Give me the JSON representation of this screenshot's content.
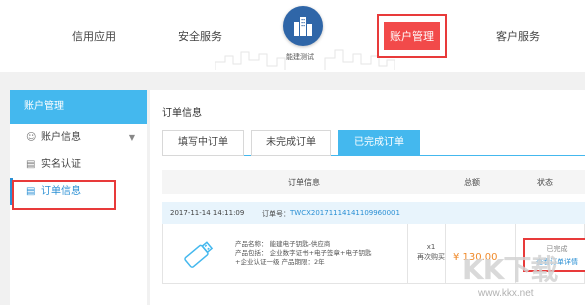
{
  "topnav": {
    "items": [
      "信用应用",
      "安全服务",
      "账户管理",
      "客户服务"
    ],
    "logo_text": "能建测试"
  },
  "sidebar": {
    "header": "账户管理",
    "items": [
      {
        "label": "账户信息",
        "icon": "user-icon"
      },
      {
        "label": "实名认证",
        "icon": "id-card-icon"
      },
      {
        "label": "订单信息",
        "icon": "list-icon"
      }
    ]
  },
  "main": {
    "title": "订单信息",
    "tabs": [
      "填写中订单",
      "未完成订单",
      "已完成订单"
    ],
    "table": {
      "headers": [
        "订单信息",
        "总额",
        "状态"
      ],
      "order": {
        "datetime": "2017-11-14 14:11:09",
        "number_label": "订单号：",
        "number": "TWCX20171114141109960001",
        "product_name": "产品名称：  能建电子钥匙-供应商",
        "product_includes": "产品包括：  企业数字证书+电子签章+电子钥匙",
        "product_extra": "+企业认证一级   产品期限：2年",
        "qty": "x1",
        "qty_note": "再次购买",
        "price": "¥ 130.00",
        "status": "已完成",
        "status_detail": "查看订单详情"
      }
    }
  },
  "colors": {
    "accent": "#44b8ee",
    "highlight": "#e83a3a",
    "nav_active": "#f24a4a",
    "price": "#f08a2a",
    "link": "#2a8fd4"
  },
  "watermark": {
    "logo": "KK下载",
    "url": "www.kkx.net"
  }
}
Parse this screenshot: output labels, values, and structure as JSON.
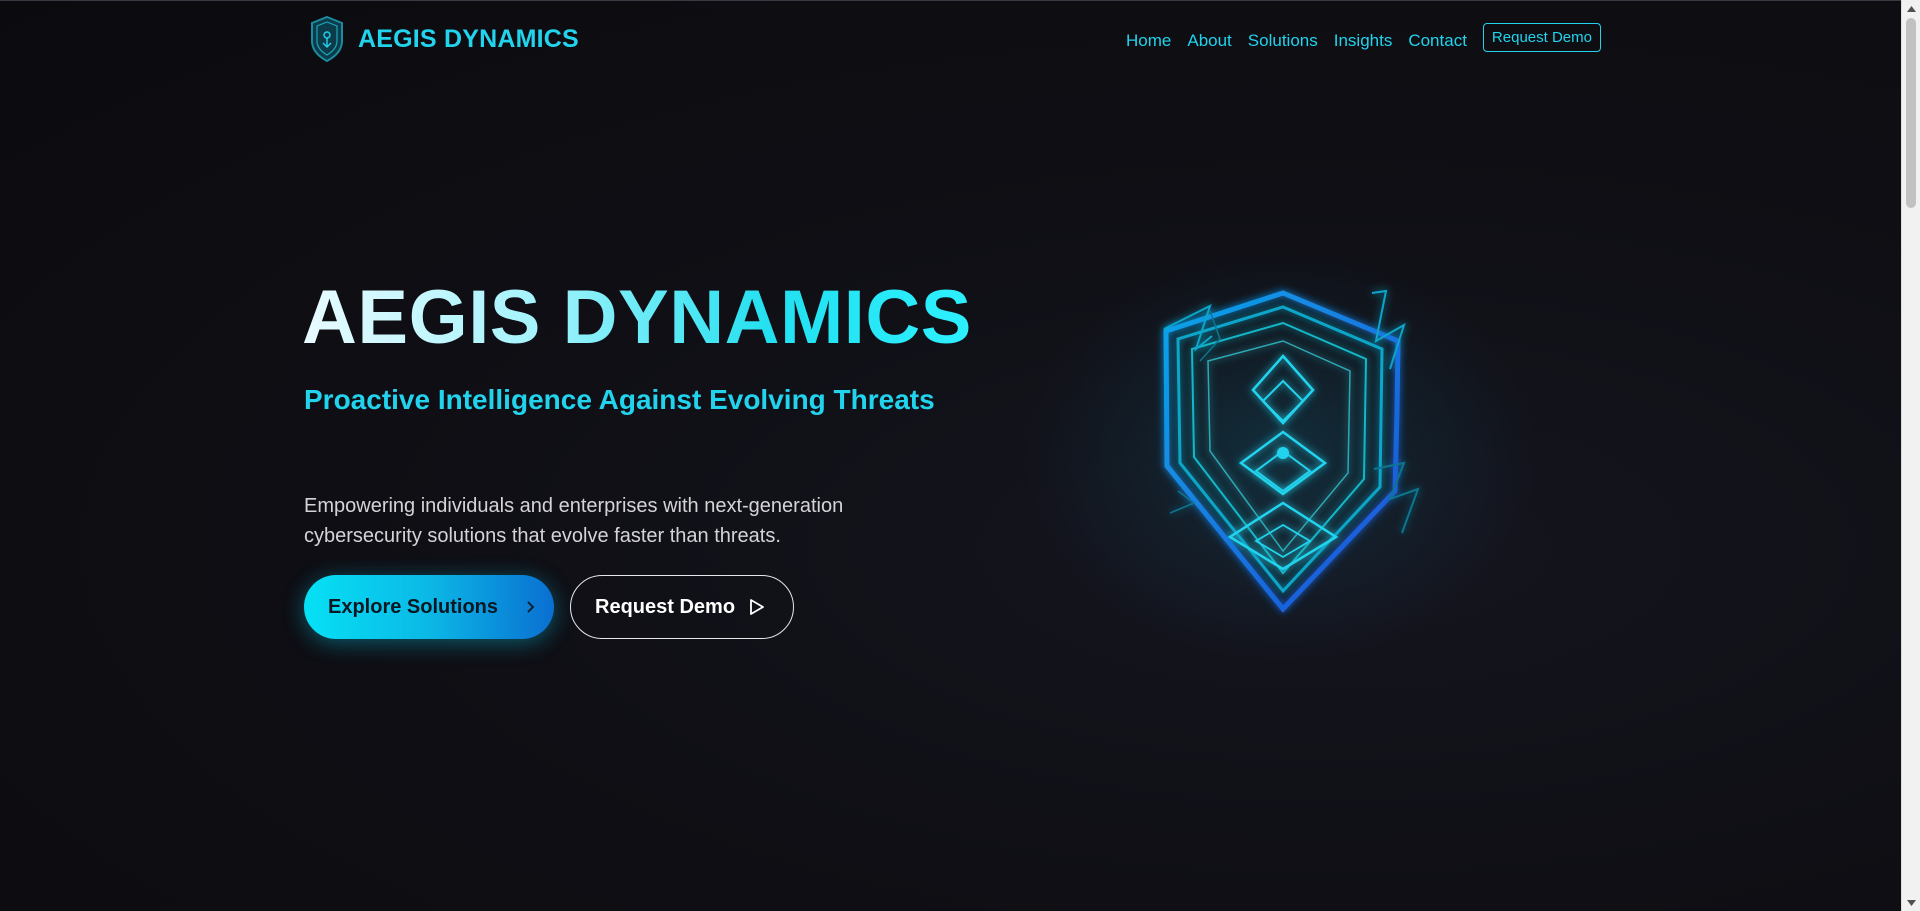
{
  "header": {
    "brand_name": "AEGIS DYNAMICS",
    "nav": [
      "Home",
      "About",
      "Solutions",
      "Insights",
      "Contact"
    ],
    "cta_label": "Request Demo"
  },
  "hero": {
    "title": "AEGIS DYNAMICS",
    "subtitle": "Proactive Intelligence Against Evolving Threats",
    "description": "Empowering individuals and enterprises with next-generation cybersecurity solutions that evolve faster than threats.",
    "primary_button": "Explore Solutions",
    "secondary_button": "Request Demo"
  },
  "icons": {
    "logo": "shield-logo-icon",
    "primary_button_icon": "chevron-right-icon",
    "secondary_button_icon": "play-icon",
    "hero_graphic": "shield-icon"
  },
  "colors": {
    "accent": "#22d3ee",
    "accent_blue": "#0a6fd1",
    "background": "#0c0c10",
    "text_muted": "#d4d4d8"
  }
}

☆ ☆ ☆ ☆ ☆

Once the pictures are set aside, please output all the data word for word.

* **Finished exercise**:
Give me the JSON representation of this screenshot's content.
{
  "topnav": {
    "items": [
      "信用应用",
      "安全服务",
      "账户管理",
      "客户服务"
    ],
    "logo_text": "能建测试"
  },
  "sidebar": {
    "header": "账户管理",
    "items": [
      {
        "label": "账户信息",
        "icon": "user-icon"
      },
      {
        "label": "实名认证",
        "icon": "id-card-icon"
      },
      {
        "label": "订单信息",
        "icon": "list-icon"
      }
    ]
  },
  "main": {
    "title": "订单信息",
    "tabs": [
      "填写中订单",
      "未完成订单",
      "已完成订单"
    ],
    "table": {
      "headers": [
        "订单信息",
        "总额",
        "状态"
      ],
      "order": {
        "datetime": "2017-11-14 14:11:09",
        "number_label": "订单号：",
        "number": "TWCX20171114141109960001",
        "product_name": "产品名称：  能建电子钥匙-供应商",
        "product_includes": "产品包括：  企业数字证书+电子签章+电子钥匙",
        "product_extra": "+企业认证一级   产品期限：2年",
        "qty": "x1",
        "qty_note": "再次购买",
        "price": "¥ 130.00",
        "status": "已完成",
        "status_detail": "查看订单详情"
      }
    }
  },
  "colors": {
    "accent": "#44b8ee",
    "highlight": "#e83a3a",
    "nav_active": "#f24a4a",
    "price": "#f08a2a",
    "link": "#2a8fd4"
  },
  "watermark": {
    "logo": "KK下载",
    "url": "www.kkx.net"
  }
}
Parse this screenshot: output labels, values, and structure as JSON.
{
  "header": {
    "brand_name": "AEGIS DYNAMICS",
    "nav": [
      "Home",
      "About",
      "Solutions",
      "Insights",
      "Contact"
    ],
    "cta_label": "Request Demo"
  },
  "hero": {
    "title": "AEGIS DYNAMICS",
    "subtitle": "Proactive Intelligence Against Evolving Threats",
    "description": "Empowering individuals and enterprises with next-generation cybersecurity solutions that evolve faster than threats.",
    "primary_button": "Explore Solutions",
    "secondary_button": "Request Demo"
  },
  "icons": {
    "logo": "shield-logo-icon",
    "primary_button_icon": "chevron-right-icon",
    "secondary_button_icon": "play-icon",
    "hero_graphic": "shield-icon"
  },
  "colors": {
    "accent": "#22d3ee",
    "accent_blue": "#0a6fd1",
    "background": "#0c0c10",
    "text_muted": "#d4d4d8"
  }
}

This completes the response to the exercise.